--- START ---

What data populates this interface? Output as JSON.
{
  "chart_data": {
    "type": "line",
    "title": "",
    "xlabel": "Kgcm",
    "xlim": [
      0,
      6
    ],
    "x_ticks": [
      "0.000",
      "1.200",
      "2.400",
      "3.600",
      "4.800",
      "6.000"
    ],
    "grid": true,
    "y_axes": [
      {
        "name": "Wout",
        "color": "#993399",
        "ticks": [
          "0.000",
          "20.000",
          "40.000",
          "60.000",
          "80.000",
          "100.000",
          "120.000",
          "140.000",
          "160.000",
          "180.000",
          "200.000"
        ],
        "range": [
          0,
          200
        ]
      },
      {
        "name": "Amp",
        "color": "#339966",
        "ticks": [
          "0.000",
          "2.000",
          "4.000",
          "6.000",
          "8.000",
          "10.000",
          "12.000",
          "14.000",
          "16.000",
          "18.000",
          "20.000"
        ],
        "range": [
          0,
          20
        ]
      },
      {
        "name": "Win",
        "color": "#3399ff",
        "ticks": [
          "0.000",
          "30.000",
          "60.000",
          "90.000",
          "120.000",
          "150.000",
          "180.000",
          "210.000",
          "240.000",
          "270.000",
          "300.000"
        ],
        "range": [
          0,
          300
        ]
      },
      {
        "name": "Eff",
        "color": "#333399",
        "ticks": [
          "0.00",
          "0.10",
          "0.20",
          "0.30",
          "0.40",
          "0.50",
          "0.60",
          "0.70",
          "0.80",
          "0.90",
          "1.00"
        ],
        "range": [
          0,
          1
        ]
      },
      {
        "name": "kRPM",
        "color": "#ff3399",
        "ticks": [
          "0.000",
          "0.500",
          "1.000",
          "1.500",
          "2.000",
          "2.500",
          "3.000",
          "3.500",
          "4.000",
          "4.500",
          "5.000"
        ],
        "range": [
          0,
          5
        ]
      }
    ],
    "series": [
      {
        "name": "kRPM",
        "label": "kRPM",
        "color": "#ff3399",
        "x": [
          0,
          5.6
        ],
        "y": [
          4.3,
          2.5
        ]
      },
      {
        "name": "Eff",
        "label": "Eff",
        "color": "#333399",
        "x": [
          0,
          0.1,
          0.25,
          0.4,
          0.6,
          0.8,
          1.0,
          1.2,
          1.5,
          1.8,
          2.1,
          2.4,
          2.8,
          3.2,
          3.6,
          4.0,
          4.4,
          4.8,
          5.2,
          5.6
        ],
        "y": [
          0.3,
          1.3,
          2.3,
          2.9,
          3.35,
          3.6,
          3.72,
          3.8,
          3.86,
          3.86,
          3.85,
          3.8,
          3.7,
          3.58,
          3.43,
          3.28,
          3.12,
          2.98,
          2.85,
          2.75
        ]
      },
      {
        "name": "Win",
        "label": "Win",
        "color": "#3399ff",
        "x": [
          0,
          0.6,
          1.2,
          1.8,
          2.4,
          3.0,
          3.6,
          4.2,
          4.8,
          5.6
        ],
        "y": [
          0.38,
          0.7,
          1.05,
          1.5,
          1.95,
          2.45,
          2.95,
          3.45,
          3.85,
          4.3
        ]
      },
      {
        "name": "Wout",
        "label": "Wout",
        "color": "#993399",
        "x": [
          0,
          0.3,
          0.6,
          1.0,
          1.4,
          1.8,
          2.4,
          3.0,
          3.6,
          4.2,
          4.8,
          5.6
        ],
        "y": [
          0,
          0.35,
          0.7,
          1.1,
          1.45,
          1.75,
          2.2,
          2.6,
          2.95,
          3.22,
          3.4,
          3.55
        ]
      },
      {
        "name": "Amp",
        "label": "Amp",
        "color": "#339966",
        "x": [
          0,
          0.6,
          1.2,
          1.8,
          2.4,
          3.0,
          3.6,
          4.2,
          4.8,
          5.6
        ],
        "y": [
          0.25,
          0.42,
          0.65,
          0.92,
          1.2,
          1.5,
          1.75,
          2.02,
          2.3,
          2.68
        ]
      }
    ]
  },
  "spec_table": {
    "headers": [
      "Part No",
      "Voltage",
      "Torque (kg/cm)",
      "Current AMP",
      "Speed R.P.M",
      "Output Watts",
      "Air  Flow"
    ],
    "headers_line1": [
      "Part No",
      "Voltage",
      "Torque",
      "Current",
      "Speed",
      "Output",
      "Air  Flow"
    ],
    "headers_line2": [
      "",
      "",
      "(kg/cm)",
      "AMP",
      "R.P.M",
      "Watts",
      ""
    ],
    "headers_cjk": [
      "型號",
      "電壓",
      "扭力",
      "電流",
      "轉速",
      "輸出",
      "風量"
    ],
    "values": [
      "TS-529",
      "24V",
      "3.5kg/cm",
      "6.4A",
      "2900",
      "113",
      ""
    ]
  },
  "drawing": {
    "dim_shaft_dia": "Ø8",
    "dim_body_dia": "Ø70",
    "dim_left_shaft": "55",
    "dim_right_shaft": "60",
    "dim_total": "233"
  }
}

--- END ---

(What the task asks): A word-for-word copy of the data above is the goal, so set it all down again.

(Your response):
What data populates this interface? Output as JSON.
{
  "chart_data": {
    "type": "line",
    "title": "",
    "xlabel": "Kgcm",
    "xlim": [
      0,
      6
    ],
    "x_ticks": [
      "0.000",
      "1.200",
      "2.400",
      "3.600",
      "4.800",
      "6.000"
    ],
    "grid": true,
    "y_axes": [
      {
        "name": "Wout",
        "color": "#993399",
        "ticks": [
          "0.000",
          "20.000",
          "40.000",
          "60.000",
          "80.000",
          "100.000",
          "120.000",
          "140.000",
          "160.000",
          "180.000",
          "200.000"
        ],
        "range": [
          0,
          200
        ]
      },
      {
        "name": "Amp",
        "color": "#339966",
        "ticks": [
          "0.000",
          "2.000",
          "4.000",
          "6.000",
          "8.000",
          "10.000",
          "12.000",
          "14.000",
          "16.000",
          "18.000",
          "20.000"
        ],
        "range": [
          0,
          20
        ]
      },
      {
        "name": "Win",
        "color": "#3399ff",
        "ticks": [
          "0.000",
          "30.000",
          "60.000",
          "90.000",
          "120.000",
          "150.000",
          "180.000",
          "210.000",
          "240.000",
          "270.000",
          "300.000"
        ],
        "range": [
          0,
          300
        ]
      },
      {
        "name": "Eff",
        "color": "#333399",
        "ticks": [
          "0.00",
          "0.10",
          "0.20",
          "0.30",
          "0.40",
          "0.50",
          "0.60",
          "0.70",
          "0.80",
          "0.90",
          "1.00"
        ],
        "range": [
          0,
          1
        ]
      },
      {
        "name": "kRPM",
        "color": "#ff3399",
        "ticks": [
          "0.000",
          "0.500",
          "1.000",
          "1.500",
          "2.000",
          "2.500",
          "3.000",
          "3.500",
          "4.000",
          "4.500",
          "5.000"
        ],
        "range": [
          0,
          5
        ]
      }
    ],
    "series": [
      {
        "name": "kRPM",
        "label": "kRPM",
        "color": "#ff3399",
        "x": [
          0,
          5.6
        ],
        "y": [
          4.3,
          2.5
        ]
      },
      {
        "name": "Eff",
        "label": "Eff",
        "color": "#333399",
        "x": [
          0,
          0.1,
          0.25,
          0.4,
          0.6,
          0.8,
          1.0,
          1.2,
          1.5,
          1.8,
          2.1,
          2.4,
          2.8,
          3.2,
          3.6,
          4.0,
          4.4,
          4.8,
          5.2,
          5.6
        ],
        "y": [
          0.3,
          1.3,
          2.3,
          2.9,
          3.35,
          3.6,
          3.72,
          3.8,
          3.86,
          3.86,
          3.85,
          3.8,
          3.7,
          3.58,
          3.43,
          3.28,
          3.12,
          2.98,
          2.85,
          2.75
        ]
      },
      {
        "name": "Win",
        "label": "Win",
        "color": "#3399ff",
        "x": [
          0,
          0.6,
          1.2,
          1.8,
          2.4,
          3.0,
          3.6,
          4.2,
          4.8,
          5.6
        ],
        "y": [
          0.38,
          0.7,
          1.05,
          1.5,
          1.95,
          2.45,
          2.95,
          3.45,
          3.85,
          4.3
        ]
      },
      {
        "name": "Wout",
        "label": "Wout",
        "color": "#993399",
        "x": [
          0,
          0.3,
          0.6,
          1.0,
          1.4,
          1.8,
          2.4,
          3.0,
          3.6,
          4.2,
          4.8,
          5.6
        ],
        "y": [
          0,
          0.35,
          0.7,
          1.1,
          1.45,
          1.75,
          2.2,
          2.6,
          2.95,
          3.22,
          3.4,
          3.55
        ]
      },
      {
        "name": "Amp",
        "label": "Amp",
        "color": "#339966",
        "x": [
          0,
          0.6,
          1.2,
          1.8,
          2.4,
          3.0,
          3.6,
          4.2,
          4.8,
          5.6
        ],
        "y": [
          0.25,
          0.42,
          0.65,
          0.92,
          1.2,
          1.5,
          1.75,
          2.02,
          2.3,
          2.68
        ]
      }
    ]
  },
  "spec_table": {
    "headers": [
      "Part No",
      "Voltage",
      "Torque (kg/cm)",
      "Current AMP",
      "Speed R.P.M",
      "Output Watts",
      "Air  Flow"
    ],
    "headers_line1": [
      "Part No",
      "Voltage",
      "Torque",
      "Current",
      "Speed",
      "Output",
      "Air  Flow"
    ],
    "headers_line2": [
      "",
      "",
      "(kg/cm)",
      "AMP",
      "R.P.M",
      "Watts",
      ""
    ],
    "headers_cjk": [
      "型號",
      "電壓",
      "扭力",
      "電流",
      "轉速",
      "輸出",
      "風量"
    ],
    "values": [
      "TS-529",
      "24V",
      "3.5kg/cm",
      "6.4A",
      "2900",
      "113",
      ""
    ]
  },
  "drawing": {
    "dim_shaft_dia": "Ø8",
    "dim_body_dia": "Ø70",
    "dim_left_shaft": "55",
    "dim_right_shaft": "60",
    "dim_total": "233"
  }
}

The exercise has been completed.